Durgapur: It was towards the fag-end of October when my fellow Bengalis, still in a trance from the Durga puja festivities, suddenly felt a bout of panic with the news that an ‘NRC-like’ exercise had begun in the state of West Bengal, despite assurance from Chief Minister Mamata Banerjee that no NRC-like exercise would be carried out in the state. Despite Ms Banerjee’s repeated assurances, the news spread like wildfire, especially fuelling outrage, fear and panic through the social media.
The Election Commission, in my home town of Durgapur, started distributing a form asking residents to fill up their voter card details, bringing the fire closer home for me. The interesting caveat to this annual voter list update ritual was that the head of family was also asked to provide his or her Aadhaar details, along with the form.
Having been aware of developments on this front and its fallout on different people in Assam, my elder sister, Sricheta Sengupta, called me up in panic to inform me about the latest development, asking me to come down home from Hyderabad, where I work as a journalist in the finance desk of Deccan Chronicle. On reaching my hometown, it stuck me that it had same vibe as from the days when I grew up there, yet it looked different. The air felt strange. The aura of National Registry of Citizens, with its strong tinge of gloom and despondency, and an added taste of fear, was palpable.
A developed city amongst the B-towns of India, with a working airport and a highly educated and aware populace; the city, named after mother Durga, the mighty, awe-inspiring goddess who slays demons, was in an undeniable grip of panic.
People, whom I have known for long, were queuing up, surprisingly, in front of cyber cafes, inexplicably, given the proliferation of dirt cheap 4G connections and budget smartphones.
The rationale soon hit hard — these cafes had put up signboards which read ominously, ‘update your voter card/NRC’ for Rs 50 only.
It was meant to attract residents who were not too technologically savvy, or not so literate to understand and handle the entire procedure on their own. But the panic fuelled most residents, not sure whom to trust, to rush to ensure their ID cards were error-free.

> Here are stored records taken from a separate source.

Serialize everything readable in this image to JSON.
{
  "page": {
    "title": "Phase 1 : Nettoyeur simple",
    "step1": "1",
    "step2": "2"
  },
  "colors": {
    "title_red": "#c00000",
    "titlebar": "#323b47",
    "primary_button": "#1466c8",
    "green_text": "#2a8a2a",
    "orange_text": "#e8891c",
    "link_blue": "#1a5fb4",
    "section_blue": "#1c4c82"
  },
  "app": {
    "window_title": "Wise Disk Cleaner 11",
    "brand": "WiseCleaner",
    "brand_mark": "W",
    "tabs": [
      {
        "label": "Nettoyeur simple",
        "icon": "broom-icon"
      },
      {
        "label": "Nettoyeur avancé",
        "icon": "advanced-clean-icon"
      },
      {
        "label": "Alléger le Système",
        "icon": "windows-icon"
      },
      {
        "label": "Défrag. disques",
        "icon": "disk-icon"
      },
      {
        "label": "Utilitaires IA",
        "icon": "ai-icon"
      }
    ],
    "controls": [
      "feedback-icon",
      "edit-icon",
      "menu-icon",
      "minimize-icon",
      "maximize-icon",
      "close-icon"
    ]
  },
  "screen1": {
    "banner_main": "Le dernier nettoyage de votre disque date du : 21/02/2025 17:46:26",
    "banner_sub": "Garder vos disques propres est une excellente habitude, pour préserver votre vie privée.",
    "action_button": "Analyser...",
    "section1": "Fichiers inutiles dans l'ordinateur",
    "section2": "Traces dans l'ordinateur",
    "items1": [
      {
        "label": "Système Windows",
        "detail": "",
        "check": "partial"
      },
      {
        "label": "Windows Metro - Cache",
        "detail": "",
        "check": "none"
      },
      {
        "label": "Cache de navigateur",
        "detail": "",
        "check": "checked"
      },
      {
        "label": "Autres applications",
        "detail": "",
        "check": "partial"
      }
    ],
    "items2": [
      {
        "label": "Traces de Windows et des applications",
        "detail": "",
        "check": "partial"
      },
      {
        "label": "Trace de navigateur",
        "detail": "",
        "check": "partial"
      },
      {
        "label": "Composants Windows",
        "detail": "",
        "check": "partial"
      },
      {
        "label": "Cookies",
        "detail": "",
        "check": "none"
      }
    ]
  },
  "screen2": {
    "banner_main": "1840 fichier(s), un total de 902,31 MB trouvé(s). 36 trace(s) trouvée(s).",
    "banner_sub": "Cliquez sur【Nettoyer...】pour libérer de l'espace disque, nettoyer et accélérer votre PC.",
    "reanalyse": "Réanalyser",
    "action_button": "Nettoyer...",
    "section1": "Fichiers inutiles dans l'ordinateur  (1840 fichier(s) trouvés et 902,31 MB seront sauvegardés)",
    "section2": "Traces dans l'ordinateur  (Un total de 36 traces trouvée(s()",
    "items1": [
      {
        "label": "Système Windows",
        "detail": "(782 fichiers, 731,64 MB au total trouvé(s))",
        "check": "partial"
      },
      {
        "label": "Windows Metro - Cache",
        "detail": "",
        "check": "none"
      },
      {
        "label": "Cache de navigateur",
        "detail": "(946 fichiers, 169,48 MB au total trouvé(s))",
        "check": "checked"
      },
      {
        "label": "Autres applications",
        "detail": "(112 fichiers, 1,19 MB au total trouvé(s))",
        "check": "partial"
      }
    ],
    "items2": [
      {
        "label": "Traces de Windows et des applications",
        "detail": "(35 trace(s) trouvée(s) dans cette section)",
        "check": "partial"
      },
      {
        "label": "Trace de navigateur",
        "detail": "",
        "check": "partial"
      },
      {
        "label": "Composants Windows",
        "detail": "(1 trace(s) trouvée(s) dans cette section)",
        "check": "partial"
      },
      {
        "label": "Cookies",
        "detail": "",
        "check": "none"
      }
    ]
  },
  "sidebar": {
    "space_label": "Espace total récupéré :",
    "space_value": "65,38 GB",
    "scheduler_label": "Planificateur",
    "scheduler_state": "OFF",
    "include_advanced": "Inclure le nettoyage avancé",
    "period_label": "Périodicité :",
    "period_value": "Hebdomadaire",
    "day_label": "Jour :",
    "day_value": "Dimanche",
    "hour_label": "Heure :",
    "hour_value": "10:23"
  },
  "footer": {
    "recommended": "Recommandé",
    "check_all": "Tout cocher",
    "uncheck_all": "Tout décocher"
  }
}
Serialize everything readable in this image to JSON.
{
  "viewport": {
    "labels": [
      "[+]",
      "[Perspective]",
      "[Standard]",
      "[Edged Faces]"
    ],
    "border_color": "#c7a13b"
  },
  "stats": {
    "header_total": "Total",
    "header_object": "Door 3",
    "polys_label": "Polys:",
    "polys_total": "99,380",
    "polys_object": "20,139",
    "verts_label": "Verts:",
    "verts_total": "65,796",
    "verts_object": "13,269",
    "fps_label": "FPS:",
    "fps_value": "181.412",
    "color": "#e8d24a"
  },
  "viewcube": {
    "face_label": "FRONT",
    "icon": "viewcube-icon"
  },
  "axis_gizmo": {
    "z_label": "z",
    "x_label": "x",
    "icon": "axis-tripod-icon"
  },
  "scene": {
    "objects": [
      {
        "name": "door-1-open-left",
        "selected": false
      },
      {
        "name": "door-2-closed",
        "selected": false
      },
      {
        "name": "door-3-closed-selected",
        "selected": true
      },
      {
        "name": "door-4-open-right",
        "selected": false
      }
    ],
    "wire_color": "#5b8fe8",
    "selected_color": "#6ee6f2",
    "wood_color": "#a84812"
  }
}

Technology access and education gave no confidence – the question facing each Indian there was – would I be able to prove my Indianness? And who could leave something to chance on that wager?
A childhood friend, Subhashis Dutta, who also had flown into the city after hearing about the update panic, said, “While it is understandable that the EC is proactively updating the voter list, rumour has gained sufficient grounds that this is NRC. The reasoning is that such matters like citizenship come under the purview of the Central government, not the state. So no reassurance from the CM is comforting. Yet, there is no clarity on the issue.” He further said that EC staff, who had handed the form to his father, had told him that he is “merely a government employee” and asked him to contact the SDO if he had any “further clarifications to seek.”
The same ‘I am a humble government employee, and helpless, and merely following orders’, speech was repeated to me too, when I had asked the same question, as I was recalcitrant to link my mother’s Aadhaar card to her voter ID card until the Supreme Court gave its verdict on the issue. Quite clearly, the lessons of Nuremberg not learnt. I was seething. I believe if such a government order came, it would be most likely challenged as soon as it would be officially announced. I learnt that the Aadhaar card, rumoured to be compulsory for verification, wasn’t even required.
Any government- issued address proof and a mobile number were enough for the exercise. Once I reached the Sub- Divisional Magistrate’s (SDO’s) office, I could recognise several panicstricken faces. They were there to make their IDs error-free. My purpose was different, which gave me courage, at least visible confidence. I asked why the EC had suddenly become proactive in updating the voters list and what was the need to link the voter card to Aadhaar. I argued that
Aadhaar was a proof of identity, not a proof of citizenship. My quest, however, proved to be futile. All my attempts to seek answers were stonewalled. It did little to instil confidence amongst the members of the crowd. Till then, I hadn’t mentioned my profession, of being a journalist, or my association with Deccan Chronicle. Open sesame. Immediately, doors started to open up. My questions were being answered in a polite manner. But the answers I received ranged from “I won’t be able to speak to the media” to “But, it is an order from the EC.”
However, no word was spoken when I mentioned the word NRC. A frozen silence was the only denial that this exercise was a precursor to it. They soon followed up with a question of their own. Why had the organisationsent an outstation reporter to do the story? After explaining my situation, I got a lesson from the officials at SDO’s office on how to get my work done. I was directed to a poster hanging outside, which illustrated the process of how to verify details on a voter card. From the details, I used a Voter Helpline app to complete the verification for my family and I. But my question on has the NRC’s shadow reached Bengal remain unanswered, the kind of shadow that ominous events looming ahead cast.